**Source data:**
Content starts

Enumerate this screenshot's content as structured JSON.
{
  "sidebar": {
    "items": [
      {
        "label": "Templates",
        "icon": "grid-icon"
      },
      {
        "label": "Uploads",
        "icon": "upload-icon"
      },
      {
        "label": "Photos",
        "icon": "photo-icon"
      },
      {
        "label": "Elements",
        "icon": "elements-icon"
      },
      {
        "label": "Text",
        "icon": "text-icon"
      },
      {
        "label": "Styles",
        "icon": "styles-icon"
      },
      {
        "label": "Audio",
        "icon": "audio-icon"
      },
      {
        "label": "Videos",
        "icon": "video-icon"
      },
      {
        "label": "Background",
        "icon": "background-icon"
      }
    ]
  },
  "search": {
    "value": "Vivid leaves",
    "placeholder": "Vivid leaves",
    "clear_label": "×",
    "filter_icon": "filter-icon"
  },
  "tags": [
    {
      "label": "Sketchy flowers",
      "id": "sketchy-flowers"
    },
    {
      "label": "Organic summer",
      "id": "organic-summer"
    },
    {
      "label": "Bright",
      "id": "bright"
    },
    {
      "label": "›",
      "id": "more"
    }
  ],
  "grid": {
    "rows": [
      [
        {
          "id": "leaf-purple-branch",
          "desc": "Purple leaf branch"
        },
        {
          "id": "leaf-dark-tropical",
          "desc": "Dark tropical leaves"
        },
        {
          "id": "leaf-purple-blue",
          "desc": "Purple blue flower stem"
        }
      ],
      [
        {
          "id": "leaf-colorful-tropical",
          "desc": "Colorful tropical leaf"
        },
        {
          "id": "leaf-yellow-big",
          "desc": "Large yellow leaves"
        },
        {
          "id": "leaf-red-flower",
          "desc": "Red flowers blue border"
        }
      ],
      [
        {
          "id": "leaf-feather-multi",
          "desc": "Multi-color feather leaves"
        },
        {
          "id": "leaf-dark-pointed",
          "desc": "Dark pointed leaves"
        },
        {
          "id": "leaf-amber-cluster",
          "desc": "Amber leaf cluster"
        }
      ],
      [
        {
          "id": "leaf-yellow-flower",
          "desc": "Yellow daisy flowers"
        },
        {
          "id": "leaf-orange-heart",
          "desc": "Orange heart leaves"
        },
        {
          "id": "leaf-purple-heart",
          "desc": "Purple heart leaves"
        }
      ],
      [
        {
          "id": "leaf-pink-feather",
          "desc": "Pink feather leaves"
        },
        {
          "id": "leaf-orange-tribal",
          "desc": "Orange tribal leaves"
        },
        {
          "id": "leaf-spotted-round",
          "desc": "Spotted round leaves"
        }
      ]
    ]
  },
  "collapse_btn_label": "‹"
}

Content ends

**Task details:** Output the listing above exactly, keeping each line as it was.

**Final answer:**
Enumerate this screenshot's content as structured JSON.
{
  "sidebar": {
    "items": [
      {
        "label": "Templates",
        "icon": "grid-icon"
      },
      {
        "label": "Uploads",
        "icon": "upload-icon"
      },
      {
        "label": "Photos",
        "icon": "photo-icon"
      },
      {
        "label": "Elements",
        "icon": "elements-icon"
      },
      {
        "label": "Text",
        "icon": "text-icon"
      },
      {
        "label": "Styles",
        "icon": "styles-icon"
      },
      {
        "label": "Audio",
        "icon": "audio-icon"
      },
      {
        "label": "Videos",
        "icon": "video-icon"
      },
      {
        "label": "Background",
        "icon": "background-icon"
      }
    ]
  },
  "search": {
    "value": "Vivid leaves",
    "placeholder": "Vivid leaves",
    "clear_label": "×",
    "filter_icon": "filter-icon"
  },
  "tags": [
    {
      "label": "Sketchy flowers",
      "id": "sketchy-flowers"
    },
    {
      "label": "Organic summer",
      "id": "organic-summer"
    },
    {
      "label": "Bright",
      "id": "bright"
    },
    {
      "label": "›",
      "id": "more"
    }
  ],
  "grid": {
    "rows": [
      [
        {
          "id": "leaf-purple-branch",
          "desc": "Purple leaf branch"
        },
        {
          "id": "leaf-dark-tropical",
          "desc": "Dark tropical leaves"
        },
        {
          "id": "leaf-purple-blue",
          "desc": "Purple blue flower stem"
        }
      ],
      [
        {
          "id": "leaf-colorful-tropical",
          "desc": "Colorful tropical leaf"
        },
        {
          "id": "leaf-yellow-big",
          "desc": "Large yellow leaves"
        },
        {
          "id": "leaf-red-flower",
          "desc": "Red flowers blue border"
        }
      ],
      [
        {
          "id": "leaf-feather-multi",
          "desc": "Multi-color feather leaves"
        },
        {
          "id": "leaf-dark-pointed",
          "desc": "Dark pointed leaves"
        },
        {
          "id": "leaf-amber-cluster",
          "desc": "Amber leaf cluster"
        }
      ],
      [
        {
          "id": "leaf-yellow-flower",
          "desc": "Yellow daisy flowers"
        },
        {
          "id": "leaf-orange-heart",
          "desc": "Orange heart leaves"
        },
        {
          "id": "leaf-purple-heart",
          "desc": "Purple heart leaves"
        }
      ],
      [
        {
          "id": "leaf-pink-feather",
          "desc": "Pink feather leaves"
        },
        {
          "id": "leaf-orange-tribal",
          "desc": "Orange tribal leaves"
        },
        {
          "id": "leaf-spotted-round",
          "desc": "Spotted round leaves"
        }
      ]
    ]
  },
  "collapse_btn_label": "‹"
}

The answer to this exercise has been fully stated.